**Problem requirements:**
Copy the entries that appear below in full, leaving out any picture among them.

[Collected data entries]
━━━━━━━━━━━━━━━━

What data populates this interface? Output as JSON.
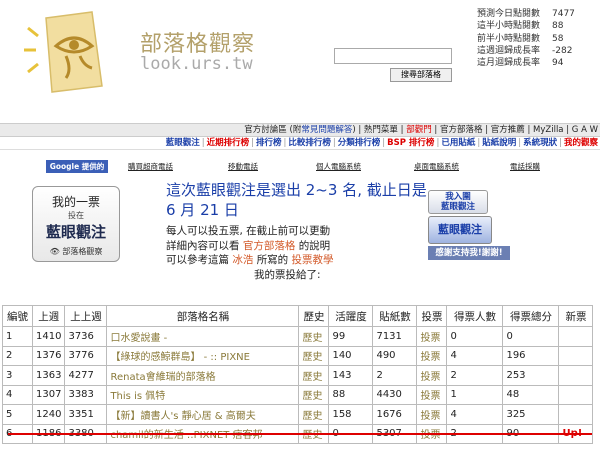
{
  "header": {
    "site_title": "部落格觀察",
    "site_url": "look.urs.tw",
    "search_button": "搜尋部落格",
    "search_value": ""
  },
  "stats": [
    {
      "label": "預測今日點閱數",
      "value": "7477"
    },
    {
      "label": "這半小時點閱數",
      "value": "88"
    },
    {
      "label": "前半小時點閱數",
      "value": "58"
    },
    {
      "label": "這週迴歸成長率",
      "value": "-282"
    },
    {
      "label": "這月迴歸成長率",
      "value": "94"
    }
  ],
  "nav1": {
    "part1": "官方討論區 (附",
    "faq": "常見問題解答",
    "part2": ") | 熱門菜單 |",
    "hot": "部觀門",
    "part3": "| 官方部落格 | 官方推薦 |",
    "myzilla": "MyZilla",
    "part4": "| G A W"
  },
  "nav2": [
    {
      "label": "藍眼觀注",
      "cls": "blue"
    },
    {
      "label": "近期排行榜",
      "cls": "red"
    },
    {
      "label": "排行榜",
      "cls": "blue"
    },
    {
      "label": "比較排行榜",
      "cls": "blue"
    },
    {
      "label": "分類排行榜",
      "cls": "blue"
    },
    {
      "label": "BSP 排行榜",
      "cls": "red"
    },
    {
      "label": "已用貼紙",
      "cls": "blue"
    },
    {
      "label": "貼紙說明",
      "cls": "blue"
    },
    {
      "label": "系統現狀",
      "cls": "blue"
    },
    {
      "label": "我的觀察",
      "cls": "red"
    }
  ],
  "ads": {
    "label": "Google 提供的廣告",
    "links": [
      "購買超商電話",
      "移動電話",
      "個人電腦系統",
      "桌面電腦系統",
      "電話採購"
    ]
  },
  "banner": {
    "line1": "我的一票",
    "line2": "投在",
    "line3": "藍眼觀注",
    "line4": "部落格觀察"
  },
  "message": {
    "title": "這次藍眼觀注是選出 2~3 名, 截止日是 6 月 21 日",
    "l1": "每人可以投五票, 在截止前可以更動",
    "l2a": "詳細內容可以看",
    "l2b": "官方部落格",
    "l2c": "的說明",
    "l3a": "可以參考這篇",
    "l3b": "冰浩",
    "l3c": "所寫的",
    "l3d": "投票教學",
    "l4": "我的票投給了:"
  },
  "buttons": {
    "join": "我入圍\n藍眼觀注",
    "vote": "藍眼觀注",
    "support": "感謝支持我!謝謝!"
  },
  "table": {
    "headers": [
      "編號",
      "上週",
      "上上週",
      "部落格名稱",
      "歷史",
      "活躍度",
      "貼紙數",
      "投票",
      "得票人數",
      "得票總分",
      "新票"
    ],
    "rows": [
      [
        "1",
        "1410",
        "3736",
        "口水愛說畫 -",
        "歷史",
        "99",
        "7131",
        "投票",
        "0",
        "0",
        ""
      ],
      [
        "2",
        "1376",
        "3776",
        "【綠球的感鯨群島】 - :: PIXNE",
        "歷史",
        "140",
        "490",
        "投票",
        "4",
        "196",
        ""
      ],
      [
        "3",
        "1363",
        "4277",
        "Renata會維瑞的部落格",
        "歷史",
        "143",
        "2",
        "投票",
        "2",
        "253",
        ""
      ],
      [
        "4",
        "1307",
        "3383",
        "This is 佩特",
        "歷史",
        "88",
        "4430",
        "投票",
        "1",
        "48",
        ""
      ],
      [
        "5",
        "1240",
        "3351",
        "【新】讀書人's 靜心居 & 高爾夫",
        "歷史",
        "158",
        "1676",
        "投票",
        "4",
        "325",
        ""
      ],
      [
        "6",
        "1186",
        "3380",
        "chamil的新生活 ::PIXNET 痞客邦",
        "歷史",
        "0",
        "5307",
        "投票",
        "2",
        "90",
        "Up!"
      ]
    ]
  }
}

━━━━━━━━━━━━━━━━

**Output of the task:**
What data populates this interface? Output as JSON.
{
  "header": {
    "site_title": "部落格觀察",
    "site_url": "look.urs.tw",
    "search_button": "搜尋部落格",
    "search_value": ""
  },
  "stats": [
    {
      "label": "預測今日點閱數",
      "value": "7477"
    },
    {
      "label": "這半小時點閱數",
      "value": "88"
    },
    {
      "label": "前半小時點閱數",
      "value": "58"
    },
    {
      "label": "這週迴歸成長率",
      "value": "-282"
    },
    {
      "label": "這月迴歸成長率",
      "value": "94"
    }
  ],
  "nav1": {
    "part1": "官方討論區 (附",
    "faq": "常見問題解答",
    "part2": ") | 熱門菜單 |",
    "hot": "部觀門",
    "part3": "| 官方部落格 | 官方推薦 |",
    "myzilla": "MyZilla",
    "part4": "| G A W"
  },
  "nav2": [
    {
      "label": "藍眼觀注",
      "cls": "blue"
    },
    {
      "label": "近期排行榜",
      "cls": "red"
    },
    {
      "label": "排行榜",
      "cls": "blue"
    },
    {
      "label": "比較排行榜",
      "cls": "blue"
    },
    {
      "label": "分類排行榜",
      "cls": "blue"
    },
    {
      "label": "BSP 排行榜",
      "cls": "red"
    },
    {
      "label": "已用貼紙",
      "cls": "blue"
    },
    {
      "label": "貼紙說明",
      "cls": "blue"
    },
    {
      "label": "系統現狀",
      "cls": "blue"
    },
    {
      "label": "我的觀察",
      "cls": "red"
    }
  ],
  "ads": {
    "label": "Google 提供的廣告",
    "links": [
      "購買超商電話",
      "移動電話",
      "個人電腦系統",
      "桌面電腦系統",
      "電話採購"
    ]
  },
  "banner": {
    "line1": "我的一票",
    "line2": "投在",
    "line3": "藍眼觀注",
    "line4": "部落格觀察"
  },
  "message": {
    "title": "這次藍眼觀注是選出 2~3 名, 截止日是 6 月 21 日",
    "l1": "每人可以投五票, 在截止前可以更動",
    "l2a": "詳細內容可以看",
    "l2b": "官方部落格",
    "l2c": "的說明",
    "l3a": "可以參考這篇",
    "l3b": "冰浩",
    "l3c": "所寫的",
    "l3d": "投票教學",
    "l4": "我的票投給了:"
  },
  "buttons": {
    "join": "我入圍\n藍眼觀注",
    "vote": "藍眼觀注",
    "support": "感謝支持我!謝謝!"
  },
  "table": {
    "headers": [
      "編號",
      "上週",
      "上上週",
      "部落格名稱",
      "歷史",
      "活躍度",
      "貼紙數",
      "投票",
      "得票人數",
      "得票總分",
      "新票"
    ],
    "rows": [
      [
        "1",
        "1410",
        "3736",
        "口水愛說畫 -",
        "歷史",
        "99",
        "7131",
        "投票",
        "0",
        "0",
        ""
      ],
      [
        "2",
        "1376",
        "3776",
        "【綠球的感鯨群島】 - :: PIXNE",
        "歷史",
        "140",
        "490",
        "投票",
        "4",
        "196",
        ""
      ],
      [
        "3",
        "1363",
        "4277",
        "Renata會維瑞的部落格",
        "歷史",
        "143",
        "2",
        "投票",
        "2",
        "253",
        ""
      ],
      [
        "4",
        "1307",
        "3383",
        "This is 佩特",
        "歷史",
        "88",
        "4430",
        "投票",
        "1",
        "48",
        ""
      ],
      [
        "5",
        "1240",
        "3351",
        "【新】讀書人's 靜心居 & 高爾夫",
        "歷史",
        "158",
        "1676",
        "投票",
        "4",
        "325",
        ""
      ],
      [
        "6",
        "1186",
        "3380",
        "chamil的新生活 ::PIXNET 痞客邦",
        "歷史",
        "0",
        "5307",
        "投票",
        "2",
        "90",
        "Up!"
      ]
    ]
  }
}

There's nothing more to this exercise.